    "The perspective we offer students, by going to remote locations, can really transform them if they are open to it," said Straka.

    "We want this experience to be relevant to their lives at home.

    "We want them to become ambassadors," he said, adding that many former students have gone on to organize climate change conferences or become vocal advocates for the cause.

    Twenty-two students from the North will be part of the trip, which will connect southern and Northern students.

    Journals written by students have been posted on the group's website.

    Stan Suvissak, from Kugaruuk, wrote on Aug. 5: "I can't wait to see Pangnirtung."

    He continued, "I hope to make new friends and learn a lot of things and teach other people to play Inuit games and tell a little bit of Inuit stories."

    Students from nine different countries are members of the expedition.

    Michaela Lurger, 17, from Austria, earned a spot on the expedition by winning a school competition of projects about the Arctic.

    "I hope to change my attitude with the environment," she said.

    She was also excited with the personal aspects afforded her from the experience.

    "I look forward to meeting new lovely people and new friends," she said.

    Nora Bales, 14, from Berkeley, California, said she believed this would be a life-changing experience.

    "I want to have my views change," she said. "I want to see what's happening first hand."

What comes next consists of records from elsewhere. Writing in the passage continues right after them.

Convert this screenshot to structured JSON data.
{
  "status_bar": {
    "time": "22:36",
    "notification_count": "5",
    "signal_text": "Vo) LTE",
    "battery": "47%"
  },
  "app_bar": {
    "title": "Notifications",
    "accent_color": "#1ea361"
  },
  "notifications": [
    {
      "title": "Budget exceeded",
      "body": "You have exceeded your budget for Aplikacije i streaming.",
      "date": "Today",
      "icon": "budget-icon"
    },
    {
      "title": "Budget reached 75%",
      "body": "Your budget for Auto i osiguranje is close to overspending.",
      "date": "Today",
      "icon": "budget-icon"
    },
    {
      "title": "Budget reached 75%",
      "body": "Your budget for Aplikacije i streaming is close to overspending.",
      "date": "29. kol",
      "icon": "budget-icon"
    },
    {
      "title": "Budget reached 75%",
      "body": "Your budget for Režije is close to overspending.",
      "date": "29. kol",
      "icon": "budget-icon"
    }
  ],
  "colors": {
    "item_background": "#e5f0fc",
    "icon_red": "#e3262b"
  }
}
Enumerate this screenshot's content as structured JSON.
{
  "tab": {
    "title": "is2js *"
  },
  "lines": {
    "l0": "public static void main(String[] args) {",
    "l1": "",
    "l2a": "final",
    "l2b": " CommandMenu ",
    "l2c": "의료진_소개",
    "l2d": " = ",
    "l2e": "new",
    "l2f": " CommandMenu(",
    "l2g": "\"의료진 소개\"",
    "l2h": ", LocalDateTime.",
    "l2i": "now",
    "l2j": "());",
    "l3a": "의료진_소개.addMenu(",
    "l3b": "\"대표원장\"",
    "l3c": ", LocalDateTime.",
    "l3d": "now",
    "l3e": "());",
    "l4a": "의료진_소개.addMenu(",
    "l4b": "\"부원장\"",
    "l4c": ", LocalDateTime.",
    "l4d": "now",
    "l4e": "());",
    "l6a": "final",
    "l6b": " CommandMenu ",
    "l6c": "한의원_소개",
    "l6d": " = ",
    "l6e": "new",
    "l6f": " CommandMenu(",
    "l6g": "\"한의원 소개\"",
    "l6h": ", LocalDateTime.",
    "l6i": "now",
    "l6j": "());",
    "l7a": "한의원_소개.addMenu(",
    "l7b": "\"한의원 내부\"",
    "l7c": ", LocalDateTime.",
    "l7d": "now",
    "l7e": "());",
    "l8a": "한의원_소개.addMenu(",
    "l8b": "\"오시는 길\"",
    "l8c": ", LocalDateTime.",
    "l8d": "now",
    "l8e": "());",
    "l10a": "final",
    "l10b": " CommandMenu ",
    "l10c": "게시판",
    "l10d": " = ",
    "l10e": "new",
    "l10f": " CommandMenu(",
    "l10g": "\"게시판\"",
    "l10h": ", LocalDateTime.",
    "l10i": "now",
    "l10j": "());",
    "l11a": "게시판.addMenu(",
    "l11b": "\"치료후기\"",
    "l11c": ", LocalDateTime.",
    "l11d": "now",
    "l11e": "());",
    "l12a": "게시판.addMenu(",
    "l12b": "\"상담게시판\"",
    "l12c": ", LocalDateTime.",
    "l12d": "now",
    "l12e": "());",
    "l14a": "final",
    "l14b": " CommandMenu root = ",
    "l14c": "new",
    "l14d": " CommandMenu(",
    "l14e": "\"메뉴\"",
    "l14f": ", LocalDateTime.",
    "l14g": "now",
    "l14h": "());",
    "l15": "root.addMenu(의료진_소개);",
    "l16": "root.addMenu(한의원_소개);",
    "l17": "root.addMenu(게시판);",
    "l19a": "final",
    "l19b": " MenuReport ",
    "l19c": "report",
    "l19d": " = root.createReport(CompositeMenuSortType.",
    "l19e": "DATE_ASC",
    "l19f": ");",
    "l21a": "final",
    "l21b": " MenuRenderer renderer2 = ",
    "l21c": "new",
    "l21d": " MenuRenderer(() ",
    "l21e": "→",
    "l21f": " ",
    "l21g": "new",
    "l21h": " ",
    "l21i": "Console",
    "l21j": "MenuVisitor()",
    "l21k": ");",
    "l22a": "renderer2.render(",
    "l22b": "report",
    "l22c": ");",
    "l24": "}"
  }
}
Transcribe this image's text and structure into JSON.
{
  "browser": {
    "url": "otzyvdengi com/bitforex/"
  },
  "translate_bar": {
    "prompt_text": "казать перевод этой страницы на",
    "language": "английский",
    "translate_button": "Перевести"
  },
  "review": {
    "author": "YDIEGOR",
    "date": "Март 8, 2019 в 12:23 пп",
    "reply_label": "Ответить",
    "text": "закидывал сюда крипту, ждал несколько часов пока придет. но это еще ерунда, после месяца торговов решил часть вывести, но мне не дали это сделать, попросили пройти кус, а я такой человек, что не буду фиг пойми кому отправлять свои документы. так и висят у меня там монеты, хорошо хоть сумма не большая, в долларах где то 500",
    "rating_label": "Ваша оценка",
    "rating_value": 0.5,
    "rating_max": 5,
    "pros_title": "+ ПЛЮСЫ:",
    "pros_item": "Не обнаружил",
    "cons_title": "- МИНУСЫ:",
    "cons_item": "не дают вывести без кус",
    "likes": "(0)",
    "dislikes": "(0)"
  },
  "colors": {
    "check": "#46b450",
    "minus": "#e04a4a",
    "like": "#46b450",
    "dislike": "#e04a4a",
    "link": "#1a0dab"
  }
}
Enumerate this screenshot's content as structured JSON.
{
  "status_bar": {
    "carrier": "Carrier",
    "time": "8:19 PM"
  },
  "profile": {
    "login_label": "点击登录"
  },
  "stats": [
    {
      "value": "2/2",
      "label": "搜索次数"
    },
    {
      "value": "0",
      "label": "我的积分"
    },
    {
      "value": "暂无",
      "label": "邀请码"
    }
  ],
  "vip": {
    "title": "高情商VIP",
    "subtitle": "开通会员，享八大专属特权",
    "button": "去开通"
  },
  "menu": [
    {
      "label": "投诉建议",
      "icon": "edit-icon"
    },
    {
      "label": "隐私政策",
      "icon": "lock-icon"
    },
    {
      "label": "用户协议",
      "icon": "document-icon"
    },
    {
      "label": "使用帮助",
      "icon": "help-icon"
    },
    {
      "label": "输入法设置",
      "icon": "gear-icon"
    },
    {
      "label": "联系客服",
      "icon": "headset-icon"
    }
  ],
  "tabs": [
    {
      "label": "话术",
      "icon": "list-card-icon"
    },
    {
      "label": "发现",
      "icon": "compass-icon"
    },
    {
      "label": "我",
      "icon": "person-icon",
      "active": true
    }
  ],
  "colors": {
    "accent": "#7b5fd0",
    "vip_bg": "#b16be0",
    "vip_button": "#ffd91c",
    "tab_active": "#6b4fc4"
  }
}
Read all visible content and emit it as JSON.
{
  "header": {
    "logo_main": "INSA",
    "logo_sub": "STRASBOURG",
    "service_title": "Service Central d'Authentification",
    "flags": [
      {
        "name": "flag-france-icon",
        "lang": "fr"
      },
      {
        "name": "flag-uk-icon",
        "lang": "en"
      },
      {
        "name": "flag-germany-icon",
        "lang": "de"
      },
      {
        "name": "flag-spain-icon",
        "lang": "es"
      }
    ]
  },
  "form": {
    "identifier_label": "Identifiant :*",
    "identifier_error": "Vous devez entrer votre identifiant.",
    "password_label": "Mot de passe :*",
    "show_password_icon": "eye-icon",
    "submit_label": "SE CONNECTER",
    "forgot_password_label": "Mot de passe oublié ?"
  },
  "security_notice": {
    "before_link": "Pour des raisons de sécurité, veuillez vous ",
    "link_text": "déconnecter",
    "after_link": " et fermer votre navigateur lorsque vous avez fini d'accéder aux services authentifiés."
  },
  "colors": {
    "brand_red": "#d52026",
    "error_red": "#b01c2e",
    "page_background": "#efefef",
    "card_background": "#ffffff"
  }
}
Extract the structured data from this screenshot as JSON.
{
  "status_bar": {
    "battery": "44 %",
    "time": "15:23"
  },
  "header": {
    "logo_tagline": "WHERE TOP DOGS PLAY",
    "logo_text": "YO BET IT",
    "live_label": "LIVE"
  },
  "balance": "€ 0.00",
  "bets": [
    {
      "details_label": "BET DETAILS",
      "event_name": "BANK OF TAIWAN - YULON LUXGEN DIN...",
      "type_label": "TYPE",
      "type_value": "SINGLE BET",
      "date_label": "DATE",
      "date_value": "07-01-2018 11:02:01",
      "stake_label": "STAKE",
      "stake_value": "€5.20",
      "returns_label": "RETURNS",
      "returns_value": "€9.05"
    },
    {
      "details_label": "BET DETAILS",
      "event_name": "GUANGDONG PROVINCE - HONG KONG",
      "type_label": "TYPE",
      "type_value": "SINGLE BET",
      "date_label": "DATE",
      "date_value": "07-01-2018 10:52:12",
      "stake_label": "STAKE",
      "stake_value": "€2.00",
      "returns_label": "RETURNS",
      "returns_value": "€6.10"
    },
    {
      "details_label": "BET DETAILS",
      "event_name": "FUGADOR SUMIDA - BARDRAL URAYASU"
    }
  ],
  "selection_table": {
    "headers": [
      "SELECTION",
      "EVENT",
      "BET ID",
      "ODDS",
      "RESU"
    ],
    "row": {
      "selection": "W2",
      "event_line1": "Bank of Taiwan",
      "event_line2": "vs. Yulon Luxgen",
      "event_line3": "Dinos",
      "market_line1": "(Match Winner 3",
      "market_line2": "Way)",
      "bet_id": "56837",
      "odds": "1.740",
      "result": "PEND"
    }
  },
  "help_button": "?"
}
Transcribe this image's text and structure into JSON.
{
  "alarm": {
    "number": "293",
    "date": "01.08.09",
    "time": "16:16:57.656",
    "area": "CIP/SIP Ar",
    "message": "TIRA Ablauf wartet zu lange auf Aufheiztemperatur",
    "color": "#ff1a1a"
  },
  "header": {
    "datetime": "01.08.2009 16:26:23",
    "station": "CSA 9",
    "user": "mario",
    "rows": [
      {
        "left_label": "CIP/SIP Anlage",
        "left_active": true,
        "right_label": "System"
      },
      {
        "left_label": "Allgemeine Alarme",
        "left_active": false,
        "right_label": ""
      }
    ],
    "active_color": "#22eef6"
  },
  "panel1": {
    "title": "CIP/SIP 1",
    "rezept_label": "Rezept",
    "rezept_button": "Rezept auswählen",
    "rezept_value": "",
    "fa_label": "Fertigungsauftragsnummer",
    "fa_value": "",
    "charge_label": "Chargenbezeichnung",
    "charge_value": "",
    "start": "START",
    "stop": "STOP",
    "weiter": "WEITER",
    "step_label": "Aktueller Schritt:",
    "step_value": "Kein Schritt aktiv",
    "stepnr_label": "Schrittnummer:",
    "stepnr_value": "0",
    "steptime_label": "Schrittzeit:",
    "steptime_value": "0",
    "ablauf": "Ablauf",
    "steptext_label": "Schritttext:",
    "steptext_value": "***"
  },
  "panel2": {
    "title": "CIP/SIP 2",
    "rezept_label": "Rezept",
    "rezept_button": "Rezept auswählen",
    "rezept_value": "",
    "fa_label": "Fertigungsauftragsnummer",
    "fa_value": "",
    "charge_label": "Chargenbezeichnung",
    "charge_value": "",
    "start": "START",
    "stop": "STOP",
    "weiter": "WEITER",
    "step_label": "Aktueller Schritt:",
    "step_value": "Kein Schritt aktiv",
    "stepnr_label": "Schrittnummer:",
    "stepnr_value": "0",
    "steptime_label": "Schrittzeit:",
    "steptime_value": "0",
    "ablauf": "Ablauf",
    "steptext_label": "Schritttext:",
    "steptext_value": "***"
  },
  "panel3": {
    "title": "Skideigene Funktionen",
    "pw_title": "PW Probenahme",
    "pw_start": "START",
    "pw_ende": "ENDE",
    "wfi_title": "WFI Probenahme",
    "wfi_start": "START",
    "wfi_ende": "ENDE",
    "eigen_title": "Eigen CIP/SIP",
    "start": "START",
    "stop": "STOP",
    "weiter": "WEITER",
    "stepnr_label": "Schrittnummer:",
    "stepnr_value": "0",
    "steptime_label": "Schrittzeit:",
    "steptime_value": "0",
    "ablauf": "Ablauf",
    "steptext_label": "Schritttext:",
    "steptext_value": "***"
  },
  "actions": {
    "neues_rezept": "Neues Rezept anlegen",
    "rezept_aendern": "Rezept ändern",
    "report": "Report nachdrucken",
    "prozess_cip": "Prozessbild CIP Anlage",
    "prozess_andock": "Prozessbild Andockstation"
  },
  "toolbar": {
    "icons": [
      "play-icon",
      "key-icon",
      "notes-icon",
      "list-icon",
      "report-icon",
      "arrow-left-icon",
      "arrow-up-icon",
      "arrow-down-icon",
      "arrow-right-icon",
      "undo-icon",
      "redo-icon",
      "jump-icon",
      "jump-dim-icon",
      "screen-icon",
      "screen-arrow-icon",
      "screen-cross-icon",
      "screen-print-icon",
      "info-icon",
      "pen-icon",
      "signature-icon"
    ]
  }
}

    Bales, making her first trip to Canada, also had her eyes set on seeing the Northern wildlife.

    "I want to see a polar bear," she said.